* _YOUR GOAL_
Please print the whole listing again, exactly as shown.

---*---

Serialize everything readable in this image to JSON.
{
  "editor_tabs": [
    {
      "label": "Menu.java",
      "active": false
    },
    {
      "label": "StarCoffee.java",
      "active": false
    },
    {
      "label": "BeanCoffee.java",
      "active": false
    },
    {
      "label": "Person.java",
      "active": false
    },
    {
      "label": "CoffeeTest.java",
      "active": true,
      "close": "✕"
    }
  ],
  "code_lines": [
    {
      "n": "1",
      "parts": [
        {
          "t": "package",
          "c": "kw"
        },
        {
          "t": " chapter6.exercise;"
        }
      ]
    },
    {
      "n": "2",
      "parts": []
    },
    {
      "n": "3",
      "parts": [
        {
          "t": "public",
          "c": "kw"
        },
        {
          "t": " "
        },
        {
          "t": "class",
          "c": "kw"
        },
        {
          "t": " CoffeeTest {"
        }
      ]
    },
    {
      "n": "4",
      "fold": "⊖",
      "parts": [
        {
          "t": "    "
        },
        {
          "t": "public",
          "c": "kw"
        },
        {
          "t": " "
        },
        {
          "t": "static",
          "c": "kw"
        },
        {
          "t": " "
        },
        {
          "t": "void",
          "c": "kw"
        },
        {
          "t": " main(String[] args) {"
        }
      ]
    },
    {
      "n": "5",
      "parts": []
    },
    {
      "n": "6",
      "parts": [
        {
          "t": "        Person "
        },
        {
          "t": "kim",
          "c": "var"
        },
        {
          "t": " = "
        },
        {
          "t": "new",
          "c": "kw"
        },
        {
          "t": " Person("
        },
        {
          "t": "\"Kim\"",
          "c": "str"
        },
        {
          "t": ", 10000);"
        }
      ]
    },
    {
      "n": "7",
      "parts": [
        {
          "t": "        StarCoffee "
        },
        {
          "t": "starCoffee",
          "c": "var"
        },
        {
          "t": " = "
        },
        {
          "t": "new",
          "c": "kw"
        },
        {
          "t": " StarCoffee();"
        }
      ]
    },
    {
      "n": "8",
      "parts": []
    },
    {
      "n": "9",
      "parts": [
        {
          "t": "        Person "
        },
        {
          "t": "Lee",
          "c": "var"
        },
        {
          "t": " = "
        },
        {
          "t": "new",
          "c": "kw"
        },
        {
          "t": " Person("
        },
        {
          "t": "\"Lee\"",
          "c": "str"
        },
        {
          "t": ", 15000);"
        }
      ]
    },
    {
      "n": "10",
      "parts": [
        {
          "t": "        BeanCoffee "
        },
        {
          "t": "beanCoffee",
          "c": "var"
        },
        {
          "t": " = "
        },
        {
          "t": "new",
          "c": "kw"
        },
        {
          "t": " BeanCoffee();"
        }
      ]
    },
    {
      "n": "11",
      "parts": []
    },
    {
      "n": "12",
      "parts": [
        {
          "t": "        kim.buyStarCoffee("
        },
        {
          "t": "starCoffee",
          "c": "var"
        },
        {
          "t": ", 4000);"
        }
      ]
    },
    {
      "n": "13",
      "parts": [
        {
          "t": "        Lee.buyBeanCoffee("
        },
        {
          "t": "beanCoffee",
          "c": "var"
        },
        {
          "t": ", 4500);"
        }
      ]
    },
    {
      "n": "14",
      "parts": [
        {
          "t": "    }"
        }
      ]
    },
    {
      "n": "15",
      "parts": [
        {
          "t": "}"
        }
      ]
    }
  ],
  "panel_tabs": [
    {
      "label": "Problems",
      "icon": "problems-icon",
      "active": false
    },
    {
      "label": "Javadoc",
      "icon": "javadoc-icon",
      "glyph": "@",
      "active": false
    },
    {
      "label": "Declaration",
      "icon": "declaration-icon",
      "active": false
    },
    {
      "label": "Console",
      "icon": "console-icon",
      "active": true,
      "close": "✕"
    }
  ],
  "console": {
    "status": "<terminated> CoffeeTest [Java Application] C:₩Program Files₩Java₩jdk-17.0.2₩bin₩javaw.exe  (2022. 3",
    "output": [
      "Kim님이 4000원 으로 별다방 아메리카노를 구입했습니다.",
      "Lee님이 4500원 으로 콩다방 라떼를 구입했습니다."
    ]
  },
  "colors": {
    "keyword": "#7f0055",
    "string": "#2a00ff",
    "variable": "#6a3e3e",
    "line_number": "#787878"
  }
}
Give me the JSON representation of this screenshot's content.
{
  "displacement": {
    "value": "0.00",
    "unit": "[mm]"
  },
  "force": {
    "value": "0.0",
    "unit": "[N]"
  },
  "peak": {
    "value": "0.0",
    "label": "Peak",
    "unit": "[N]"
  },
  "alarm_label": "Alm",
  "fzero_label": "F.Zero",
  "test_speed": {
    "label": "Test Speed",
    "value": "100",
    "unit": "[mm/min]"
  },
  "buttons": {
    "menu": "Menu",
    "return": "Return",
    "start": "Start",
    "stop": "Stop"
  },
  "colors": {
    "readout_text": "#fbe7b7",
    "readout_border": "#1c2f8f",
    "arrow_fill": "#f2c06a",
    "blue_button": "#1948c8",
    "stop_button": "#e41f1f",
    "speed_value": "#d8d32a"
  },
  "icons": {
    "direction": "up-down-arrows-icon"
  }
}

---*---

* _TASK SOLUTION_
Serialize everything readable in this image to JSON.
{
  "editor_tabs": [
    {
      "label": "Menu.java",
      "active": false
    },
    {
      "label": "StarCoffee.java",
      "active": false
    },
    {
      "label": "BeanCoffee.java",
      "active": false
    },
    {
      "label": "Person.java",
      "active": false
    },
    {
      "label": "CoffeeTest.java",
      "active": true,
      "close": "✕"
    }
  ],
  "code_lines": [
    {
      "n": "1",
      "parts": [
        {
          "t": "package",
          "c": "kw"
        },
        {
          "t": " chapter6.exercise;"
        }
      ]
    },
    {
      "n": "2",
      "parts": []
    },
    {
      "n": "3",
      "parts": [
        {
          "t": "public",
          "c": "kw"
        },
        {
          "t": " "
        },
        {
          "t": "class",
          "c": "kw"
        },
        {
          "t": " CoffeeTest {"
        }
      ]
    },
    {
      "n": "4",
      "fold": "⊖",
      "parts": [
        {
          "t": "    "
        },
        {
          "t": "public",
          "c": "kw"
        },
        {
          "t": " "
        },
        {
          "t": "static",
          "c": "kw"
        },
        {
          "t": " "
        },
        {
          "t": "void",
          "c": "kw"
        },
        {
          "t": " main(String[] args) {"
        }
      ]
    },
    {
      "n": "5",
      "parts": []
    },
    {
      "n": "6",
      "parts": [
        {
          "t": "        Person "
        },
        {
          "t": "kim",
          "c": "var"
        },
        {
          "t": " = "
        },
        {
          "t": "new",
          "c": "kw"
        },
        {
          "t": " Person("
        },
        {
          "t": "\"Kim\"",
          "c": "str"
        },
        {
          "t": ", 10000);"
        }
      ]
    },
    {
      "n": "7",
      "parts": [
        {
          "t": "        StarCoffee "
        },
        {
          "t": "starCoffee",
          "c": "var"
        },
        {
          "t": " = "
        },
        {
          "t": "new",
          "c": "kw"
        },
        {
          "t": " StarCoffee();"
        }
      ]
    },
    {
      "n": "8",
      "parts": []
    },
    {
      "n": "9",
      "parts": [
        {
          "t": "        Person "
        },
        {
          "t": "Lee",
          "c": "var"
        },
        {
          "t": " = "
        },
        {
          "t": "new",
          "c": "kw"
        },
        {
          "t": " Person("
        },
        {
          "t": "\"Lee\"",
          "c": "str"
        },
        {
          "t": ", 15000);"
        }
      ]
    },
    {
      "n": "10",
      "parts": [
        {
          "t": "        BeanCoffee "
        },
        {
          "t": "beanCoffee",
          "c": "var"
        },
        {
          "t": " = "
        },
        {
          "t": "new",
          "c": "kw"
        },
        {
          "t": " BeanCoffee();"
        }
      ]
    },
    {
      "n": "11",
      "parts": []
    },
    {
      "n": "12",
      "parts": [
        {
          "t": "        kim.buyStarCoffee("
        },
        {
          "t": "starCoffee",
          "c": "var"
        },
        {
          "t": ", 4000);"
        }
      ]
    },
    {
      "n": "13",
      "parts": [
        {
          "t": "        Lee.buyBeanCoffee("
        },
        {
          "t": "beanCoffee",
          "c": "var"
        },
        {
          "t": ", 4500);"
        }
      ]
    },
    {
      "n": "14",
      "parts": [
        {
          "t": "    }"
        }
      ]
    },
    {
      "n": "15",
      "parts": [
        {
          "t": "}"
        }
      ]
    }
  ],
  "panel_tabs": [
    {
      "label": "Problems",
      "icon": "problems-icon",
      "active": false
    },
    {
      "label": "Javadoc",
      "icon": "javadoc-icon",
      "glyph": "@",
      "active": false
    },
    {
      "label": "Declaration",
      "icon": "declaration-icon",
      "active": false
    },
    {
      "label": "Console",
      "icon": "console-icon",
      "active": true,
      "close": "✕"
    }
  ],
  "console": {
    "status": "<terminated> CoffeeTest [Java Application] C:₩Program Files₩Java₩jdk-17.0.2₩bin₩javaw.exe  (2022. 3",
    "output": [
      "Kim님이 4000원 으로 별다방 아메리카노를 구입했습니다.",
      "Lee님이 4500원 으로 콩다방 라떼를 구입했습니다."
    ]
  },
  "colors": {
    "keyword": "#7f0055",
    "string": "#2a00ff",
    "variable": "#6a3e3e",
    "line_number": "#787878"
  }
}
Give me the JSON representation of this screenshot's content.
{
  "displacement": {
    "value": "0.00",
    "unit": "[mm]"
  },
  "force": {
    "value": "0.0",
    "unit": "[N]"
  },
  "peak": {
    "value": "0.0",
    "label": "Peak",
    "unit": "[N]"
  },
  "alarm_label": "Alm",
  "fzero_label": "F.Zero",
  "test_speed": {
    "label": "Test Speed",
    "value": "100",
    "unit": "[mm/min]"
  },
  "buttons": {
    "menu": "Menu",
    "return": "Return",
    "start": "Start",
    "stop": "Stop"
  },
  "colors": {
    "readout_text": "#fbe7b7",
    "readout_border": "#1c2f8f",
    "arrow_fill": "#f2c06a",
    "blue_button": "#1948c8",
    "stop_button": "#e41f1f",
    "speed_value": "#d8d32a"
  },
  "icons": {
    "direction": "up-down-arrows-icon"
  }
}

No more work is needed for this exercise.